Historical Marker #925 in Monterey notes that town’s association with steamboat travel and trade on the Kentucky River.

Monterey, in Owen County, was originally named Williamsburg after James and Alexander Williams, who moved into the area around 1805. In 1847, the town changed its name to commemorate the Battle of Monterrey in the U.S.-Mexican War.

Long before the name change, Monterey was a vibrant trading route along the Kentucky River. Agricultural goods were loaded from the town’s wharf on flatboats and keelboats for transport down the river to markets in Louisville on the Ohio River and New Orleans on the Mississippi River. With the advent of steamboats, and the subsequent ability to travel upstream as well as downstream, additional outlets opened for the farmers of Owen, Henry, and Grant counties to get their crops to market.

One of the major crops transported from Monterey was tobacco. It was grown extensively in this area during the second half of the nineteenth century and first half of the twentieth century. After being cultivated, cut, dried, and packed in enormous hogshead barrels, the tobacco was transported by wagon to river wharf warehouses. The crop was then loaded onto steamboats and shipped to distant markets for processing and manufacture.

Smaller steamboats that could ply the narrower and shallow Kentucky River emerged with great regularity in the mid-nineteenth century.
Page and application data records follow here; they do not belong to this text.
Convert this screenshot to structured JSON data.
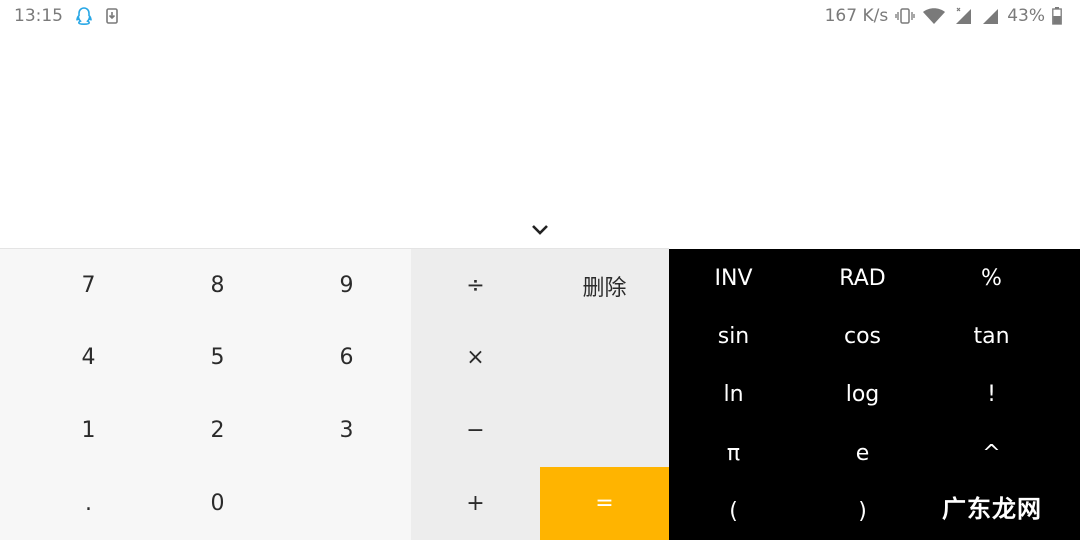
{
  "status_bar": {
    "time": "13:15",
    "net_speed": "167 K/s",
    "battery": "43%",
    "icons": [
      "qq-icon",
      "download-icon",
      "vibrate-icon",
      "wifi-icon",
      "signal-icon",
      "signal-icon",
      "battery-icon"
    ]
  },
  "display": {
    "expression": "",
    "result": ""
  },
  "digits": {
    "row1": [
      "7",
      "8",
      "9"
    ],
    "row2": [
      "4",
      "5",
      "6"
    ],
    "row3": [
      "1",
      "2",
      "3"
    ],
    "row4": [
      ".",
      "0"
    ]
  },
  "ops": {
    "divide": "÷",
    "delete": "删除",
    "multiply": "×",
    "minus": "−",
    "plus": "+",
    "equals": "="
  },
  "scientific": {
    "row1": [
      "INV",
      "RAD",
      "%"
    ],
    "row2": [
      "sin",
      "cos",
      "tan"
    ],
    "row3": [
      "ln",
      "log",
      "!"
    ],
    "row4": [
      "π",
      "e",
      "^"
    ],
    "row5": [
      "(",
      ")"
    ]
  },
  "watermark": "广东龙网",
  "colors": {
    "equals_bg": "#ffb400",
    "sci_bg": "#000000",
    "digits_bg": "#f7f7f7",
    "ops_bg": "#ededed"
  }
}
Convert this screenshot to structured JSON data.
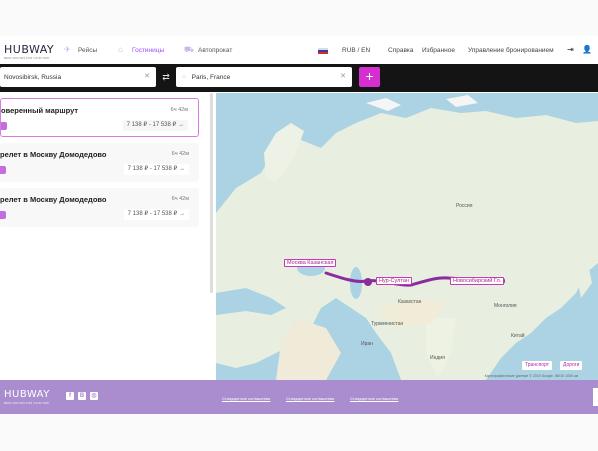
{
  "header": {
    "logo": "HUBWAY",
    "logo_sub": "BEST ROUTES FOR YOUR TRIP",
    "nav": [
      {
        "label": "Рейсы",
        "icon": "plane-icon"
      },
      {
        "label": "Гостиницы",
        "icon": "hotel-icon"
      },
      {
        "label": "Автопрокат",
        "icon": "car-icon"
      }
    ],
    "currency_lang": "RUB / EN",
    "help": "Справка",
    "favorites": "Избранное",
    "manage": "Управление бронированием",
    "login_icon": "login-icon",
    "user_icon": "user-icon"
  },
  "search": {
    "from": "Novosibirsk, Russia",
    "to": "Paris, France",
    "add_label": "+"
  },
  "routes": [
    {
      "title": "оверенный маршрут",
      "duration": "6ч 42м",
      "price": "7 138 ₽ - 17 538 ₽ →"
    },
    {
      "title": "релет в Москву Домодедово",
      "duration": "6ч 42м",
      "price": "7 138 ₽ - 17 538 ₽ →"
    },
    {
      "title": "релет в Москву Домодедово",
      "duration": "6ч 42м",
      "price": "7 138 ₽ - 17 538 ₽ →"
    }
  ],
  "map": {
    "cities": {
      "moscow": "Москва Казанская",
      "nursultan": "Нур-Султан",
      "novosibirsk": "Новосибирский Гл."
    },
    "labels": [
      "Казахстан",
      "Монголия",
      "Туркменистан",
      "Иран",
      "Индия",
      "Китай",
      "Россия"
    ],
    "buttons": [
      "Транспорт",
      "Дороги"
    ],
    "attribution": "Картографические данные © 2019 Google, INEGI   1000 км"
  },
  "footer": {
    "logo": "HUBWAY",
    "logo_sub": "BEST ROUTES FOR YOUR TRIP",
    "links": [
      "Стандартные соглашения",
      "Стандартные соглашения",
      "Стандартные соглашения"
    ],
    "social": [
      "f",
      "B",
      "◎"
    ]
  },
  "colors": {
    "accent": "#d62fd0",
    "route": "#8a2b9e",
    "footer": "#a98dcf",
    "searchbar": "#141414",
    "water": "#abd3e3"
  }
}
Steamboats such as the “Blue Wing,” “Wren,” “Falls City,” “Sonoma,” “Park City,” and the “City of Frankfort” made runs up and down the Kentucky River and to Ohio River markets, including Louisville, Cincinnati, and Madison, Indiana.

Steamboats not only brought economic benefits to river towns such as Monterey, they also brought entertainment in the form of showboats. These floating concerts were especially popular during the summer months when they would work the river circuits staying in towns for a few days before moving on to the next venue.

Today, the city is named after the Battle of Monterrey, which lasted from September 21 to 24, 1846. After winning the battles of Palo Alto and Resaca de la Palma, Zachary Taylor advanced deeper into Mexico with his Army of Occupation. Mexican General Pedro de Ampudia, the recently appointed commander of the Army of the North, decided to defend the city of Monterrey. Although the armies were equally matched, over the course of September 21-23, U.S. forces slowly advanced on the city. Fearing that he could not hold Monterrey, General Ampudia negotiated a truce with the United States on September 24, 1846. General Ampudia surrendered the city, but was allowed to evacuate with his men and move deeper into Mexico.

Not a battle in the traditional sense, Monterrey was still hailed as a major victory in the United States’ press. General Zachary Taylor was praised as a military genius. President James K. Polk, however, was less impressed with Taylor’s behavior and openly groused that Taylor had been dispatched to defeat Mexico and not negotiate truces. Owing to this discontent, Polk soon dispatched General Winfield Scott to launch an invasion of Mexico through Vera Cruz.

Taylor’s victory at Monterrey did leave a lasting legacy. Although it would soon be surpassed in fame by the Battle of Buena Vista, and the eventual occupation of Mexico City, a host of places in the United States would be renamed in honor of the battle. Today one can find a Monterey in Indiana, Louisiana, Massachusetts, Mississippi, Pennsylvania, Wisconsin, Ohio, Illinois, and Nebraska, amongst others. Williamsburg was thus not alone in deciding to rechristen itself Monterey.

The marker reads:
First named Williamsburg for James Williams, who came from Maryland, set up trading post about 1805. In 1847, legislature established town of Monterey, named for battle of Mexican War, on land owned by George C. Branham. Steamboats, in heyday on Ky. River, made regular stops at town wharf for passengers and cargo. Large tobacco market. Showboats visited town in summer.